In or Out?
In much of the above I have described many of the benefits that accrue to an anthropologist working within an organisation. These mainly emanate from the ability to shape the work they do, and the way they seed it into the organisation, based on an intimate understanding of how that organisation thinks and works, which is, itself, contingent on continued access to that organisation. External, or consulting, anthropologists do however have significant value to offer. Their role as outsiders gives them an ability to see quickly, and often to penetrate, the way an organisation talks about and constructs its worldview. The outsider can apprehend the customs, behaviours and language which are utterly normalised and invisible to an organisations actors. The ability to hold a mirror up to an organisation, from outside, is something that the ‘socialised’ anthropologist within an organisation may often feel less able to do. More importantly, since an outsider is less likely to be identified with a particular point of view, group or faction within an organisation, they are able to adopt positions that might be uncomfortable for a resident anthropologist to adopt. Equally, the views they present are can be seen as those of a dispassionate, external observer who, freed from the politics of their client, can speak truth unto power without necessarily knowing how that power is constituted or who holds it. Living within the corporate jungle, the weeds of the organisation can grow over a resident anthropologist, stifling their ability to see a clearly as they could in past and impacting their ability to be heard.
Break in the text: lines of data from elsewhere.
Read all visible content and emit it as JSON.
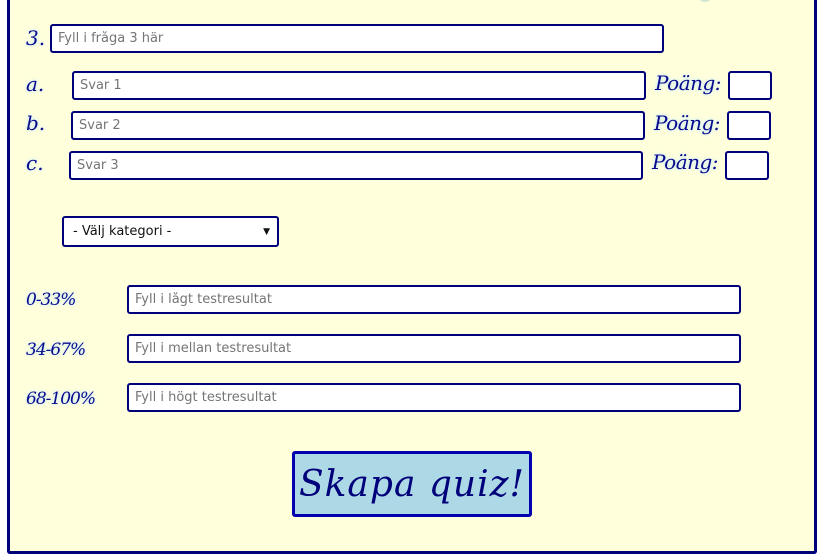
{
  "question": {
    "number": "3.",
    "placeholder": "Fyll i fråga 3 här"
  },
  "answers": [
    {
      "letter": "a.",
      "placeholder": "Svar 1",
      "points_label": "Poäng:"
    },
    {
      "letter": "b.",
      "placeholder": "Svar 2",
      "points_label": "Poäng:"
    },
    {
      "letter": "c.",
      "placeholder": "Svar 3",
      "points_label": "Poäng:"
    }
  ],
  "category": {
    "selected": "- Välj kategori -"
  },
  "results": [
    {
      "range": "0-33%",
      "placeholder": "Fyll i lågt testresultat"
    },
    {
      "range": "34-67%",
      "placeholder": "Fyll i mellan testresultat"
    },
    {
      "range": "68-100%",
      "placeholder": "Fyll i högt testresultat"
    }
  ],
  "submit_label": "Skapa  quiz!",
  "colors": {
    "background": "#ffffdc",
    "border": "#00007a",
    "label_text": "#0a0a8c",
    "label_glow": "#bfe6f5",
    "button_bg": "#add8e6"
  }
}
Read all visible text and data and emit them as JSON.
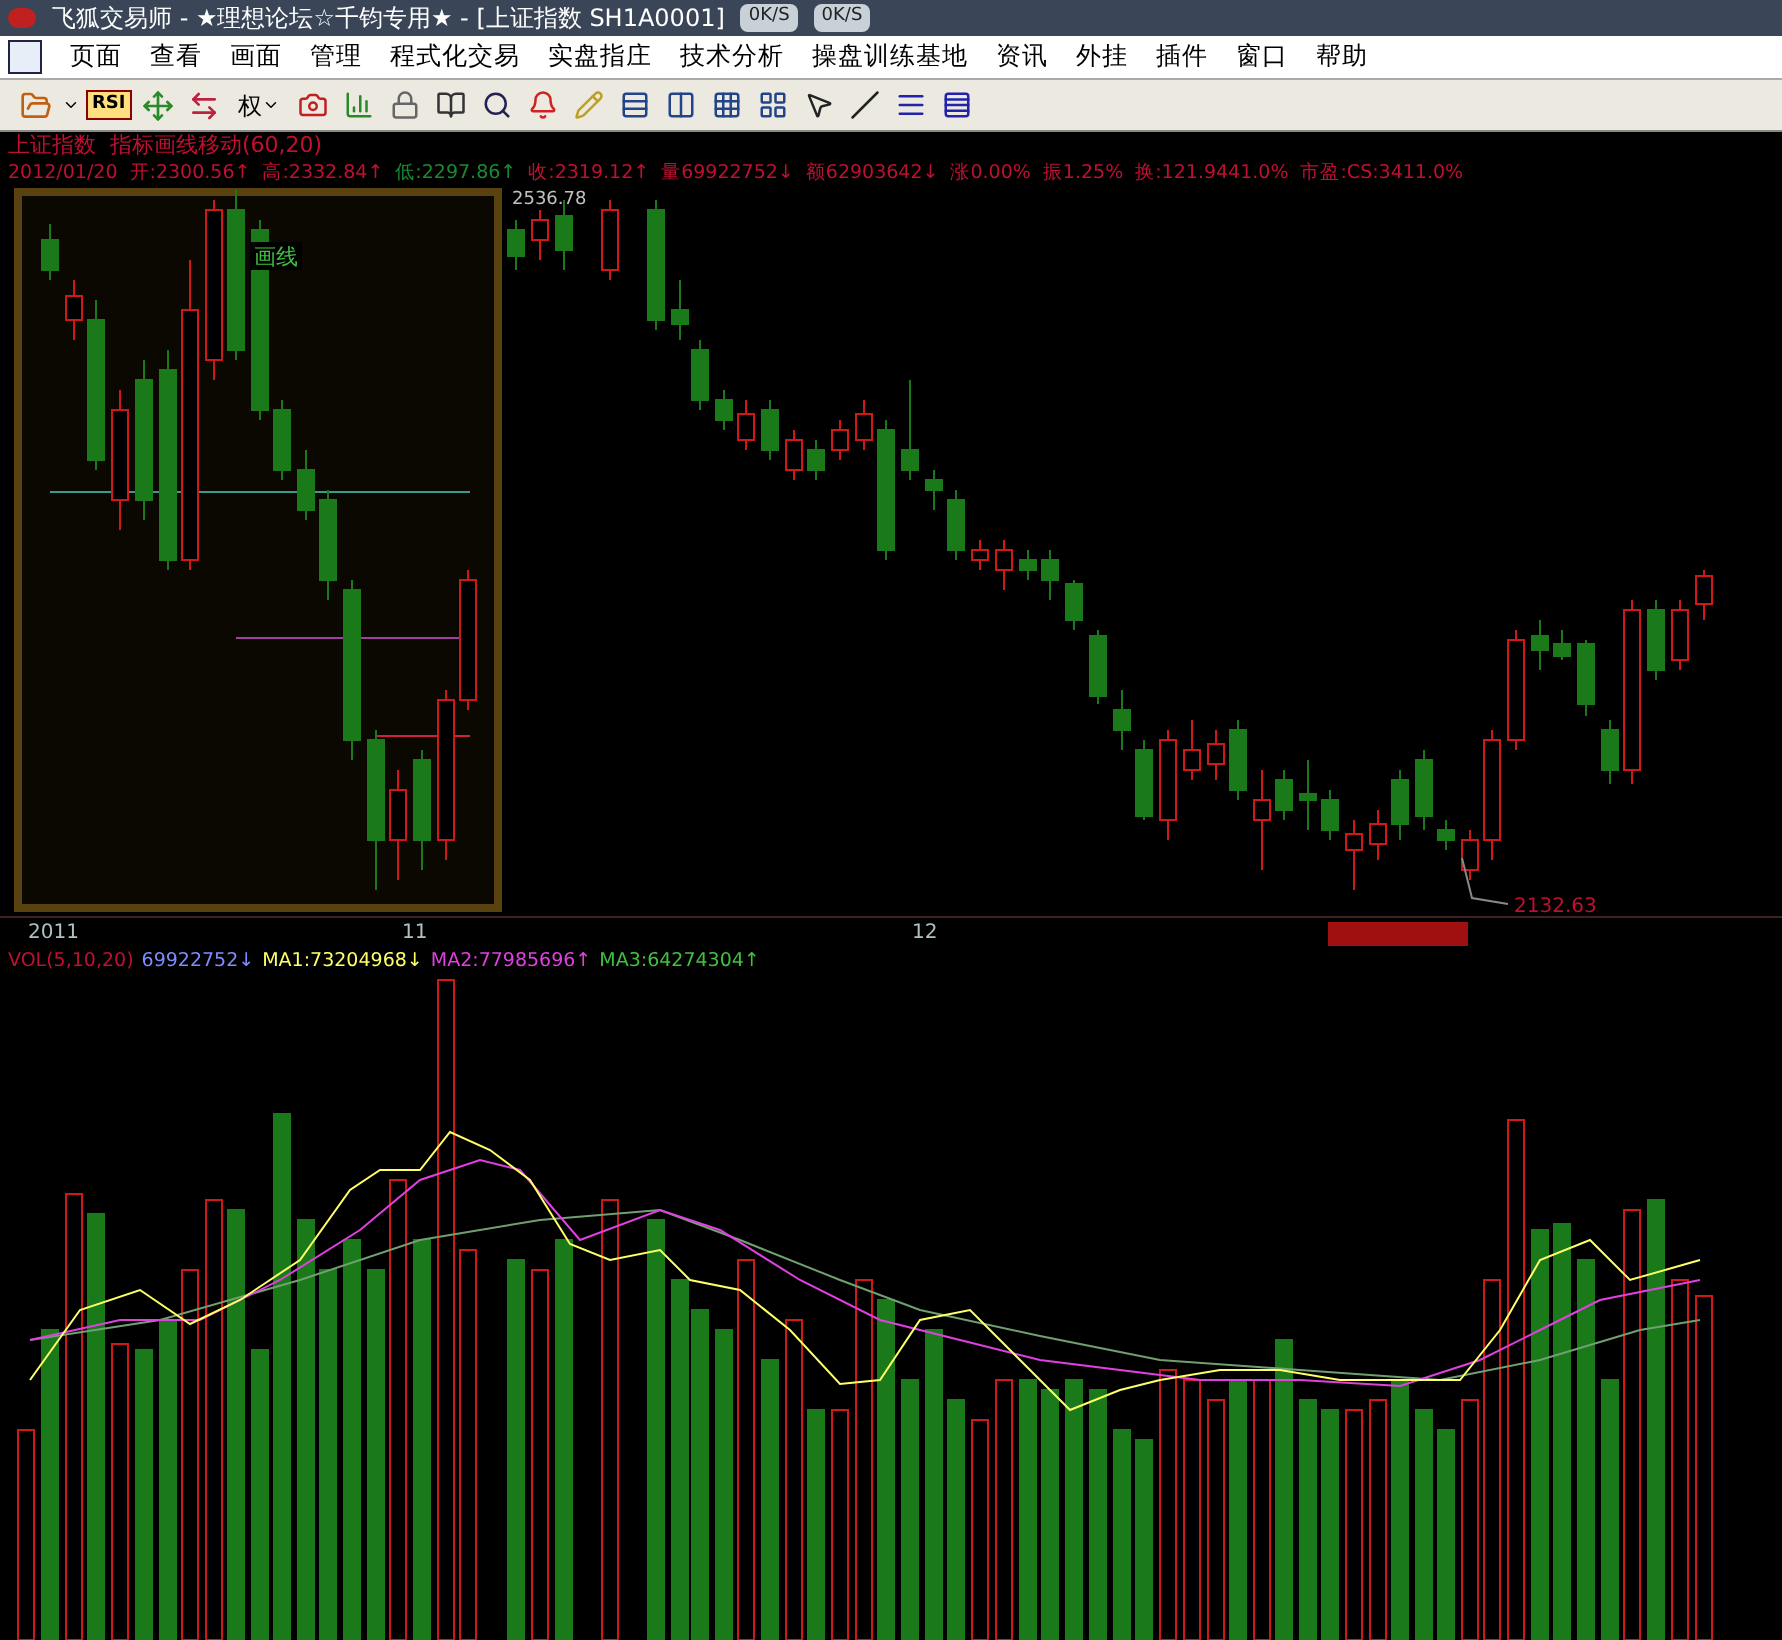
{
  "title_bar": {
    "title": "飞狐交易师 - ★理想论坛☆千钧专用★ - [上证指数 SH1A0001]",
    "net_speed": [
      "0K/S",
      "0K/S"
    ]
  },
  "menu": [
    "页面",
    "查看",
    "画面",
    "管理",
    "程式化交易",
    "实盘指庄",
    "技术分析",
    "操盘训练基地",
    "资讯",
    "外挂",
    "插件",
    "窗口",
    "帮助"
  ],
  "toolbar": {
    "rsi_label": "RSI",
    "rights_label": "权"
  },
  "chart": {
    "title": "上证指数  指标画线移动(60,20)",
    "info": [
      {
        "text": "2012/01/20",
        "color": "#c01030"
      },
      {
        "text": "开:2300.56↑",
        "color": "#c01030"
      },
      {
        "text": "高:2332.84↑",
        "color": "#c01030"
      },
      {
        "text": "低:2297.86↑",
        "color": "#1a8a30"
      },
      {
        "text": "收:2319.12↑",
        "color": "#c01030"
      },
      {
        "text": "量69922752↓",
        "color": "#c01030"
      },
      {
        "text": "额62903642↓",
        "color": "#c01030"
      },
      {
        "text": "涨0.00%",
        "color": "#c01030"
      },
      {
        "text": "振1.25%",
        "color": "#c01030"
      },
      {
        "text": "换:121.9441.0%",
        "color": "#c01030"
      },
      {
        "text": "市盈:CS:3411.0%",
        "color": "#c01030"
      }
    ],
    "overlay_label": "画线",
    "high_label": "2536.78",
    "low_label": "2132.63",
    "x_axis": [
      "2011",
      "11",
      "12"
    ]
  },
  "volume": {
    "header": [
      {
        "text": "VOL(5,10,20)",
        "color": "#c01030"
      },
      {
        "text": "69922752↓",
        "color": "#7d8cff"
      },
      {
        "text": "MA1:73204968↓",
        "color": "#ffff66"
      },
      {
        "text": "MA2:77985696↑",
        "color": "#e040e0"
      },
      {
        "text": "MA3:64274304↑",
        "color": "#40c040"
      }
    ]
  }
}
In the end, perhaps, it is not a matter of embedded good, consultant bad, or vice versa. Rather is it is about pragmatic questions of size and resources – is a resident anthropologist affordable and is there work for them long term? Can their role mutate as needs demand and is the organisation flexible and mature enough to cope with individuals that have roving briefs that often have more to do with a ‘project of sensibility’ than they do hard deliverables. As many organisations hire anthropologists, and explore how they work and what that work achieves, the debate about in- rather than out-sourcing continues. However, I think that questions about the value of anthropology in large organisations or businesses have been settled. Their value is recognised and very rarely questioned. The real imperative now is to think about the sort of home to give anthropologists within organisations, mindful of the fact that organisations are constantly evolving and their needs ever shifting. That requires remaining open minded as to the sort of roles they can play and the influence they can bring to bear on people, processes and the wider project of the organisation.
Download the PDF here
Cefkin, M (ed.). 2009. Ethnography and the Corporate Encounter: Reflections on Research in and of Corporations. Berg: Oxford.
Blomberg, J. 2009 Insider Trading: Engaging and Valuing Corporate Ethnography, in Cefkin, M. Ethnography and the Corporate Encounter: Reflections on Research in and of Corporations. Berg: Oxford.
Fischer, M. 2009. Emergent Forms of Life in Corporate Arenas, in Cefkin, M. Ethnography and the Corporate Encounter: Reflections on Research in and of Corporations. Berg: Oxford
Patricia L. Sunderland and Rita M. Denny. 2008. Doing Anthropology in Consumer Research. Left Coast Press